• **Work to be completed**
Show every line from the data below that includes "blog".
Information supplied Start Marker
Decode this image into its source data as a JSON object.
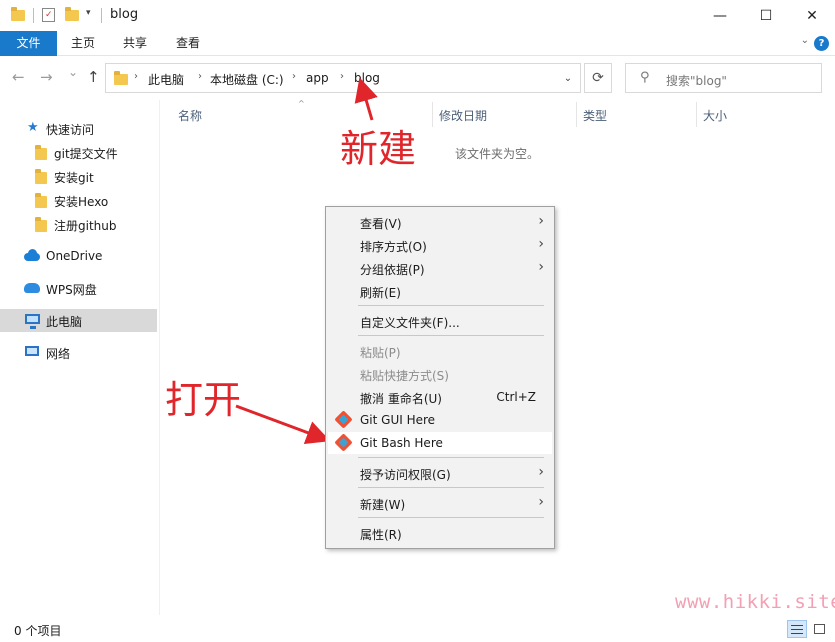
{
  "window": {
    "title": "blog",
    "minimize": "—",
    "maximize": "☐",
    "close": "✕"
  },
  "ribbon": {
    "tabs": [
      "文件",
      "主页",
      "共享",
      "查看"
    ],
    "expand_icon": "chevron-down-icon",
    "help": "?"
  },
  "address": {
    "back": "←",
    "forward": "→",
    "recent": "⌄",
    "up": "↑",
    "crumbs": [
      "此电脑",
      "本地磁盘 (C:)",
      "app",
      "blog"
    ],
    "dropdown": "⌄",
    "refresh": "⟳"
  },
  "search": {
    "placeholder": "搜索\"blog\""
  },
  "sidebar": {
    "quick_access": "快速访问",
    "folders": [
      "git提交文件",
      "安装git",
      "安装Hexo",
      "注册github"
    ],
    "onedrive": "OneDrive",
    "wps": "WPS网盘",
    "this_pc": "此电脑",
    "network": "网络"
  },
  "columns": [
    "名称",
    "修改日期",
    "类型",
    "大小"
  ],
  "empty_message": "该文件夹为空。",
  "annotations": {
    "new": "新建",
    "open": "打开",
    "color": "#e0252b"
  },
  "context_menu": {
    "items": [
      {
        "label": "查看(V)",
        "submenu": true
      },
      {
        "label": "排序方式(O)",
        "submenu": true
      },
      {
        "label": "分组依据(P)",
        "submenu": true
      },
      {
        "label": "刷新(E)"
      },
      {
        "label": "自定义文件夹(F)..."
      },
      {
        "label": "粘贴(P)",
        "disabled": true
      },
      {
        "label": "粘贴快捷方式(S)",
        "disabled": true
      },
      {
        "label": "撤消 重命名(U)",
        "shortcut": "Ctrl+Z"
      },
      {
        "label": "Git GUI Here",
        "icon": "git-icon"
      },
      {
        "label": "Git Bash Here",
        "icon": "git-icon",
        "highlighted": true
      },
      {
        "label": "授予访问权限(G)",
        "submenu": true
      },
      {
        "label": "新建(W)",
        "submenu": true
      },
      {
        "label": "属性(R)"
      }
    ],
    "submenu_glyph": "›"
  },
  "status": {
    "count": "0 个项目"
  },
  "watermark": "www.hikki.site",
  "colors": {
    "accent": "#1979ca",
    "selected": "#d9d9d9"
  }
}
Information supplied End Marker
• **Result for this exercise**
    "title": "blog",
      "blog"
    "placeholder": "搜索\"blog\""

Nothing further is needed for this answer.